Tag Archives: free verse

Dalliance; a Collection of Poetry and Prose

A wooded path:
Beauty in bleakness;
Fallen leaves stirred by a chill winter’s breeze.
Cold cuts like a knife.
Exhilarating to be alive.

(“Beauty in Bleakness” can be found in “Dalliance; a Collection of Poetry and Prose”, https://www.amazon.com/Dalliance-collection-poetry-prose-Morris-ebook/dp/B00QQVJC7E/

For The Love Of Poetry

Yesterday, I came across an article by Melik Kaylan entitled “For the Love of Poetry”, https://www.forbes.com/2009/04/06/memorize-poetry-education-opinions-columnists-thomas-hardy.html.

Kaylan offers a spirited defence of traditional (rhyming) poetry, and of the benefits flowing from memorising it.

I vividly recollect learning Alfred Noyes’s poem “The Highwayman as a child, and reciting it to an audience, https://www.poetryfoundation.org/poems/43187/the-highwayman. Noyes’s poem has a wonderful rhythm and I can still recall large chunks of “The Highwayman”.

I believe that being introduced to relatively simple (rhyming) poetry as a young boy kindled in me my love of the art. Had I been faced with free verse poetry at the same age, I am not sure that my love of poetry would have developed as it has.

There is (as I’ve said here before) much great free verse poetry. However my personal preference is for poetry that rhymes, or has some kind of meter to it. I also remain a traditionalist in that I agree with Kaylan as regards the benefits of memorising poetry.
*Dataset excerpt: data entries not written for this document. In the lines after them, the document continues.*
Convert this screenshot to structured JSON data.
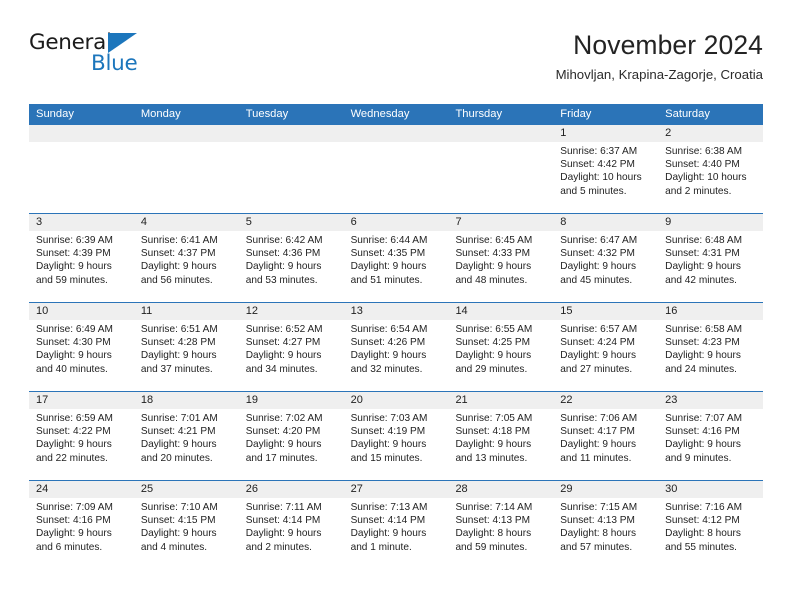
{
  "brand": {
    "logo_text_top": "General",
    "logo_text_bottom": "Blue",
    "logo_accent_color": "#1c76bc"
  },
  "header": {
    "title": "November 2024",
    "subtitle": "Mihovljan, Krapina-Zagorje, Croatia"
  },
  "theme": {
    "header_blue": "#2b74b8",
    "day_band_gray": "#efefef",
    "text_color": "#1f1f1f"
  },
  "calendar": {
    "weekdays": [
      "Sunday",
      "Monday",
      "Tuesday",
      "Wednesday",
      "Thursday",
      "Friday",
      "Saturday"
    ],
    "weeks": [
      [
        {
          "day": "",
          "lines": []
        },
        {
          "day": "",
          "lines": []
        },
        {
          "day": "",
          "lines": []
        },
        {
          "day": "",
          "lines": []
        },
        {
          "day": "",
          "lines": []
        },
        {
          "day": "1",
          "lines": [
            "Sunrise: 6:37 AM",
            "Sunset: 4:42 PM",
            "Daylight: 10 hours",
            "and 5 minutes."
          ]
        },
        {
          "day": "2",
          "lines": [
            "Sunrise: 6:38 AM",
            "Sunset: 4:40 PM",
            "Daylight: 10 hours",
            "and 2 minutes."
          ]
        }
      ],
      [
        {
          "day": "3",
          "lines": [
            "Sunrise: 6:39 AM",
            "Sunset: 4:39 PM",
            "Daylight: 9 hours",
            "and 59 minutes."
          ]
        },
        {
          "day": "4",
          "lines": [
            "Sunrise: 6:41 AM",
            "Sunset: 4:37 PM",
            "Daylight: 9 hours",
            "and 56 minutes."
          ]
        },
        {
          "day": "5",
          "lines": [
            "Sunrise: 6:42 AM",
            "Sunset: 4:36 PM",
            "Daylight: 9 hours",
            "and 53 minutes."
          ]
        },
        {
          "day": "6",
          "lines": [
            "Sunrise: 6:44 AM",
            "Sunset: 4:35 PM",
            "Daylight: 9 hours",
            "and 51 minutes."
          ]
        },
        {
          "day": "7",
          "lines": [
            "Sunrise: 6:45 AM",
            "Sunset: 4:33 PM",
            "Daylight: 9 hours",
            "and 48 minutes."
          ]
        },
        {
          "day": "8",
          "lines": [
            "Sunrise: 6:47 AM",
            "Sunset: 4:32 PM",
            "Daylight: 9 hours",
            "and 45 minutes."
          ]
        },
        {
          "day": "9",
          "lines": [
            "Sunrise: 6:48 AM",
            "Sunset: 4:31 PM",
            "Daylight: 9 hours",
            "and 42 minutes."
          ]
        }
      ],
      [
        {
          "day": "10",
          "lines": [
            "Sunrise: 6:49 AM",
            "Sunset: 4:30 PM",
            "Daylight: 9 hours",
            "and 40 minutes."
          ]
        },
        {
          "day": "11",
          "lines": [
            "Sunrise: 6:51 AM",
            "Sunset: 4:28 PM",
            "Daylight: 9 hours",
            "and 37 minutes."
          ]
        },
        {
          "day": "12",
          "lines": [
            "Sunrise: 6:52 AM",
            "Sunset: 4:27 PM",
            "Daylight: 9 hours",
            "and 34 minutes."
          ]
        },
        {
          "day": "13",
          "lines": [
            "Sunrise: 6:54 AM",
            "Sunset: 4:26 PM",
            "Daylight: 9 hours",
            "and 32 minutes."
          ]
        },
        {
          "day": "14",
          "lines": [
            "Sunrise: 6:55 AM",
            "Sunset: 4:25 PM",
            "Daylight: 9 hours",
            "and 29 minutes."
          ]
        },
        {
          "day": "15",
          "lines": [
            "Sunrise: 6:57 AM",
            "Sunset: 4:24 PM",
            "Daylight: 9 hours",
            "and 27 minutes."
          ]
        },
        {
          "day": "16",
          "lines": [
            "Sunrise: 6:58 AM",
            "Sunset: 4:23 PM",
            "Daylight: 9 hours",
            "and 24 minutes."
          ]
        }
      ],
      [
        {
          "day": "17",
          "lines": [
            "Sunrise: 6:59 AM",
            "Sunset: 4:22 PM",
            "Daylight: 9 hours",
            "and 22 minutes."
          ]
        },
        {
          "day": "18",
          "lines": [
            "Sunrise: 7:01 AM",
            "Sunset: 4:21 PM",
            "Daylight: 9 hours",
            "and 20 minutes."
          ]
        },
        {
          "day": "19",
          "lines": [
            "Sunrise: 7:02 AM",
            "Sunset: 4:20 PM",
            "Daylight: 9 hours",
            "and 17 minutes."
          ]
        },
        {
          "day": "20",
          "lines": [
            "Sunrise: 7:03 AM",
            "Sunset: 4:19 PM",
            "Daylight: 9 hours",
            "and 15 minutes."
          ]
        },
        {
          "day": "21",
          "lines": [
            "Sunrise: 7:05 AM",
            "Sunset: 4:18 PM",
            "Daylight: 9 hours",
            "and 13 minutes."
          ]
        },
        {
          "day": "22",
          "lines": [
            "Sunrise: 7:06 AM",
            "Sunset: 4:17 PM",
            "Daylight: 9 hours",
            "and 11 minutes."
          ]
        },
        {
          "day": "23",
          "lines": [
            "Sunrise: 7:07 AM",
            "Sunset: 4:16 PM",
            "Daylight: 9 hours",
            "and 9 minutes."
          ]
        }
      ],
      [
        {
          "day": "24",
          "lines": [
            "Sunrise: 7:09 AM",
            "Sunset: 4:16 PM",
            "Daylight: 9 hours",
            "and 6 minutes."
          ]
        },
        {
          "day": "25",
          "lines": [
            "Sunrise: 7:10 AM",
            "Sunset: 4:15 PM",
            "Daylight: 9 hours",
            "and 4 minutes."
          ]
        },
        {
          "day": "26",
          "lines": [
            "Sunrise: 7:11 AM",
            "Sunset: 4:14 PM",
            "Daylight: 9 hours",
            "and 2 minutes."
          ]
        },
        {
          "day": "27",
          "lines": [
            "Sunrise: 7:13 AM",
            "Sunset: 4:14 PM",
            "Daylight: 9 hours",
            "and 1 minute."
          ]
        },
        {
          "day": "28",
          "lines": [
            "Sunrise: 7:14 AM",
            "Sunset: 4:13 PM",
            "Daylight: 8 hours",
            "and 59 minutes."
          ]
        },
        {
          "day": "29",
          "lines": [
            "Sunrise: 7:15 AM",
            "Sunset: 4:13 PM",
            "Daylight: 8 hours",
            "and 57 minutes."
          ]
        },
        {
          "day": "30",
          "lines": [
            "Sunrise: 7:16 AM",
            "Sunset: 4:12 PM",
            "Daylight: 8 hours",
            "and 55 minutes."
          ]
        }
      ]
    ]
  }
}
As always, I would be interested in the views of my readers.


I Am A Man

I am a man
And have respect
For women.
Yet a high-heel shoe
And a smooth, perfect
Turns my thoughts to sinning
And to bed.

I find
That an empty mind
Does not attract.
But a giggle.
A wriggle
And a vacuous smile,
May distract
For a while.
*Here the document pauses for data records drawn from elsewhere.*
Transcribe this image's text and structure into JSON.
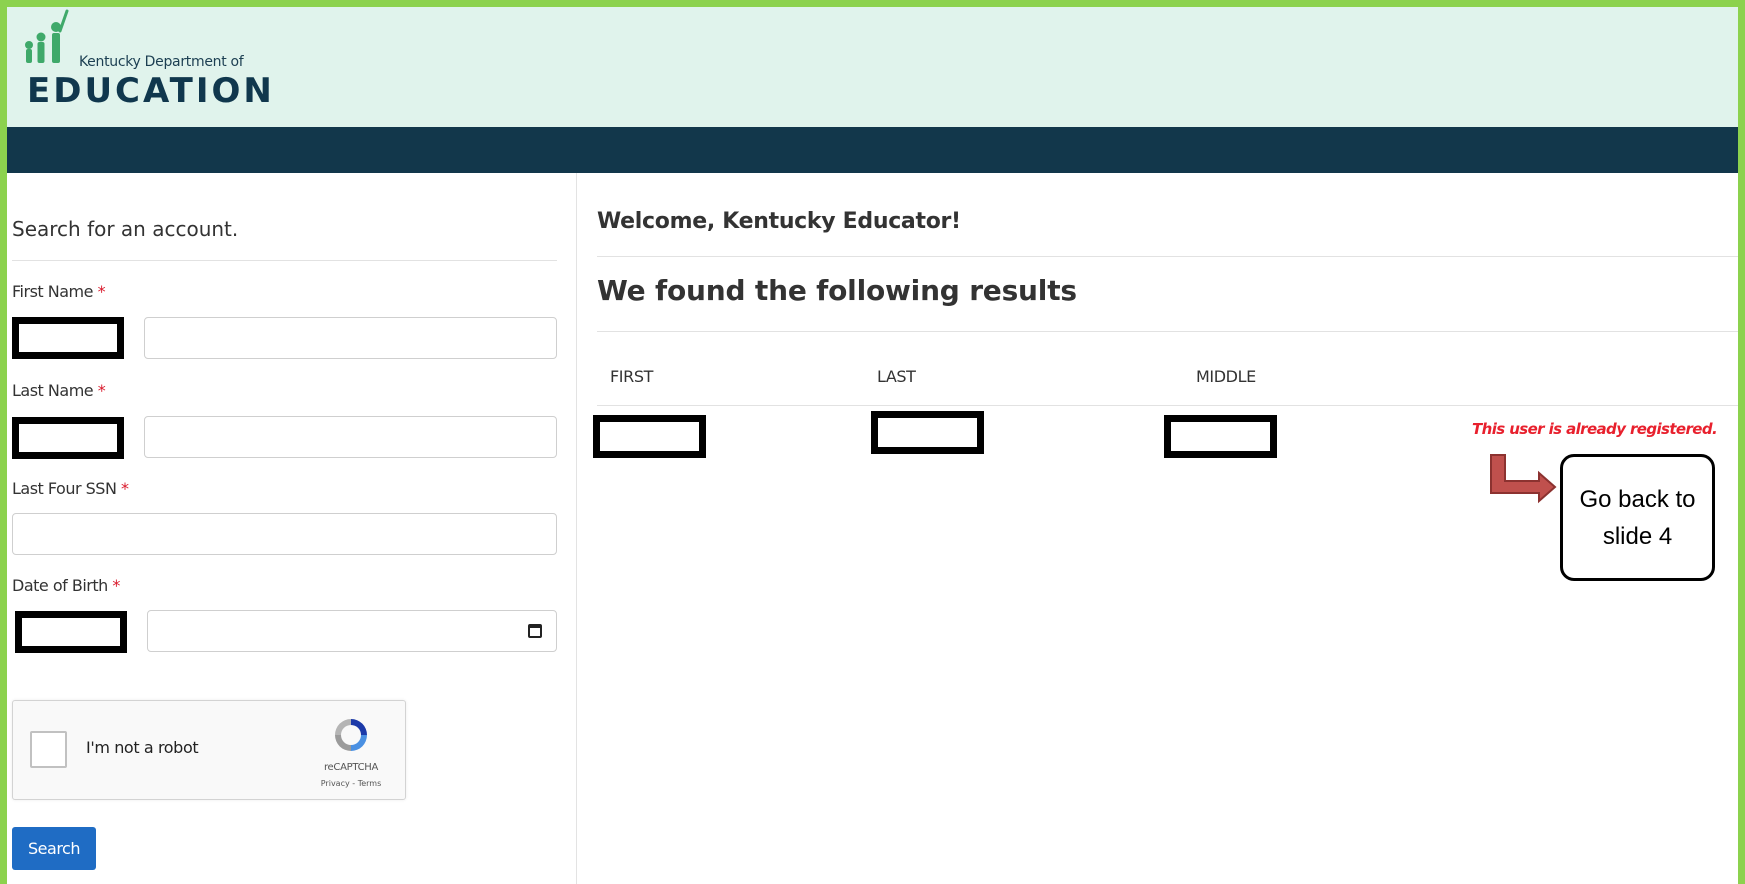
{
  "brand": {
    "small_text": "Kentucky Department of",
    "big_text": "EDUCATION"
  },
  "search_panel": {
    "title": "Search for an account.",
    "first_name_label": "First Name",
    "last_name_label": "Last Name",
    "ssn_label": "Last Four SSN",
    "dob_label": "Date of Birth",
    "required_marker": "*",
    "captcha": {
      "label": "I'm not a robot",
      "brand": "reCAPTCHA",
      "links": "Privacy - Terms"
    },
    "search_button": "Search"
  },
  "results": {
    "welcome": "Welcome, Kentucky Educator!",
    "title": "We found the following results",
    "columns": [
      "FIRST",
      "LAST",
      "MIDDLE"
    ],
    "status_message": "This user is already registered."
  },
  "annotation": {
    "callout_text": "Go back to slide 4"
  },
  "colors": {
    "frame_border": "#8cd24e",
    "header_bg": "#e0f3ec",
    "navbar_bg": "#12374b",
    "button_bg": "#1f6cc4",
    "error_text": "#e8202d",
    "arrow": "#c0504d"
  },
  "icons": {
    "logo": "kde-figures-logo",
    "calendar": "calendar-icon",
    "recaptcha": "recaptcha-icon",
    "arrow": "bent-arrow-icon"
  }
}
Poets Anonymous

On the evening of Friday 3 July, I spent a pleasant couple of hours participating in a poetry reading organised by Poets Anonymous on Zoom, http://www.poetsanon.org.uk/.

Poets Anonymous organises poetry readings. Prior to the pandemic these took place in and around London, (many of them in Croydon). However, since the outbreak of COVID-19 events have moved online. The group also sends out emails to interested people regarding poetry matters, including competitions and opportunities for poets to have their work featured.

I greatly enjoyed listening to other poets reading their work, and reading several of my own poems from “The Selected Poems of K Morris”, and “Light and Shade: Serious (and Not so Serious) Poems”. One of the poems read by me is entitled “In This Old Familiar Wood”, and runs thus:

“In this old, familiar wood

I take my hood

Down, just

In time for the rain.

I shall not put it up again.

Thoughts of lust,

Of lost love,

And friendship I shall retain

For a while. But this wood,

And the rain,

Shall remain.”

(“In This Old Familiar Wood” can be found in “Light and Shade: Serious (and Not so Serious) Poems”, which is available in paperback and Kindle, and can be found here, https://www.amazon.com/dp/B08B37VVKV/.